Instructions for the task: Which lines in the data below contain the word "Αρέσει"? Pull each of them out.

Stored data entries
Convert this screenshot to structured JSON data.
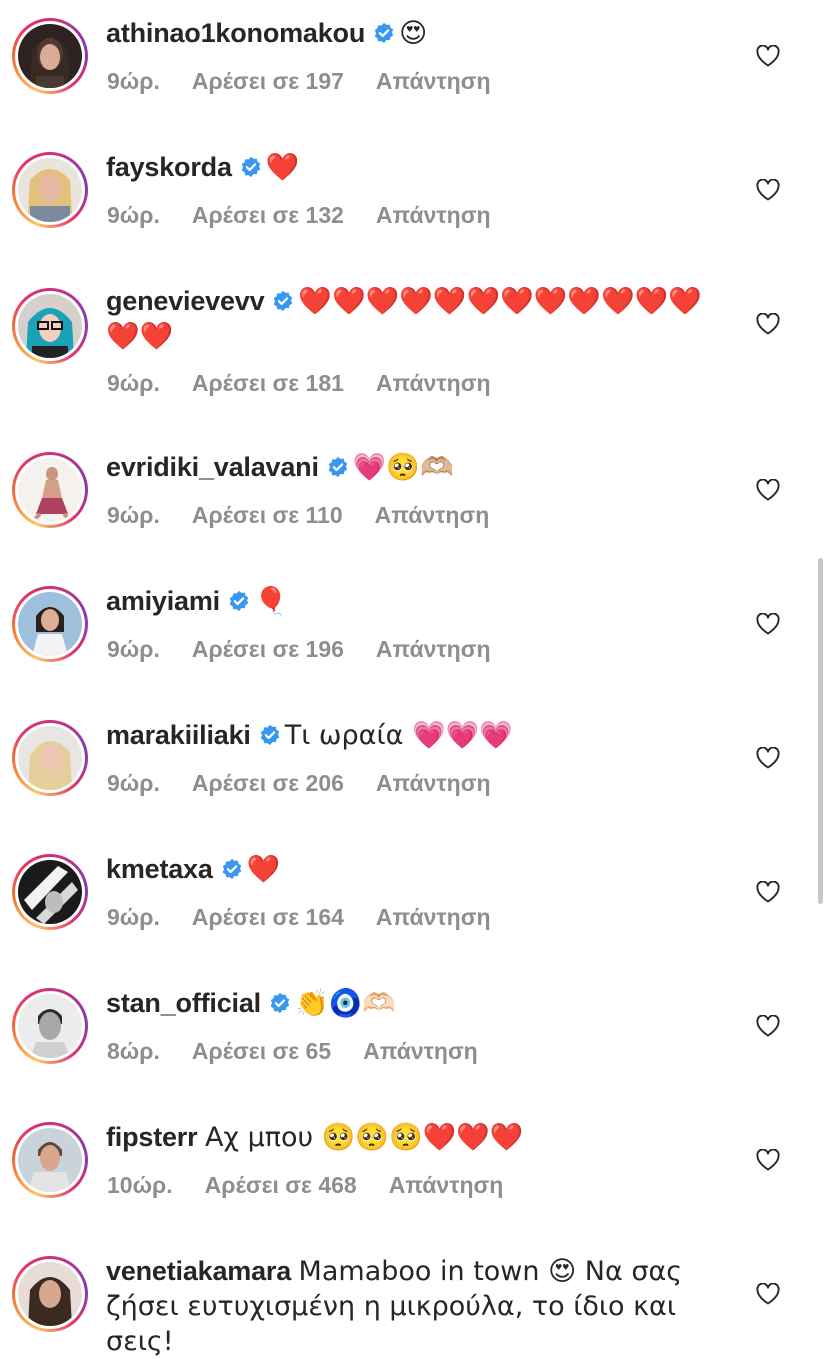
{
  "comments": [
    {
      "username": "athinao1konomakou",
      "text": "😍",
      "time": "9ώρ.",
      "likes": "Αρέσει σε 197",
      "reply": "Απάντηση",
      "verified": true
    },
    {
      "username": "fayskorda",
      "text": "❤️",
      "time": "9ώρ.",
      "likes": "Αρέσει σε 132",
      "reply": "Απάντηση",
      "verified": true
    },
    {
      "username": "genevievevv",
      "text": "❤️❤️❤️❤️❤️❤️❤️❤️❤️❤️❤️❤️❤️❤️",
      "time": "9ώρ.",
      "likes": "Αρέσει σε 181",
      "reply": "Απάντηση",
      "verified": true
    },
    {
      "username": "evridiki_valavani",
      "text": "💗🥺🫶🏼",
      "time": "9ώρ.",
      "likes": "Αρέσει σε 110",
      "reply": "Απάντηση",
      "verified": true
    },
    {
      "username": "amiyiami",
      "text": "🎈",
      "time": "9ώρ.",
      "likes": "Αρέσει σε 196",
      "reply": "Απάντηση",
      "verified": true
    },
    {
      "username": "marakiiliaki",
      "text": "Τι ωραία 💗💗💗",
      "time": "9ώρ.",
      "likes": "Αρέσει σε 206",
      "reply": "Απάντηση",
      "verified": true
    },
    {
      "username": "kmetaxa",
      "text": "❤️",
      "time": "9ώρ.",
      "likes": "Αρέσει σε 164",
      "reply": "Απάντηση",
      "verified": true
    },
    {
      "username": "stan_official",
      "text": "👏🧿🫶🏻",
      "time": "8ώρ.",
      "likes": "Αρέσει σε 65",
      "reply": "Απάντηση",
      "verified": true
    },
    {
      "username": "fipsterr",
      "text": "Αχ μπου 🥺🥺🥺❤️❤️❤️",
      "time": "10ώρ.",
      "likes": "Αρέσει σε 468",
      "reply": "Απάντηση",
      "verified": false
    },
    {
      "username": "venetiakamara",
      "text": "Mamaboo in town 😍 Να σας ζήσει ευτυχισμένη η μικρούλα, το ίδιο και σεις!",
      "time": "",
      "likes": "",
      "reply": "",
      "verified": false
    }
  ],
  "icons": {
    "verified": "verified-badge-icon",
    "like": "heart-outline-icon"
  },
  "colors": {
    "verified_blue": "#3897f0",
    "meta_gray": "#8e8e8e",
    "text": "#262626"
  }
}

Problem solution:
      "likes": "Αρέσει σε 197",
      "likes": "Αρέσει σε 132",
      "likes": "Αρέσει σε 181",
      "likes": "Αρέσει σε 110",
      "likes": "Αρέσει σε 196",
      "likes": "Αρέσει σε 206",
      "likes": "Αρέσει σε 164",
      "likes": "Αρέσει σε 65",
      "likes": "Αρέσει σε 468",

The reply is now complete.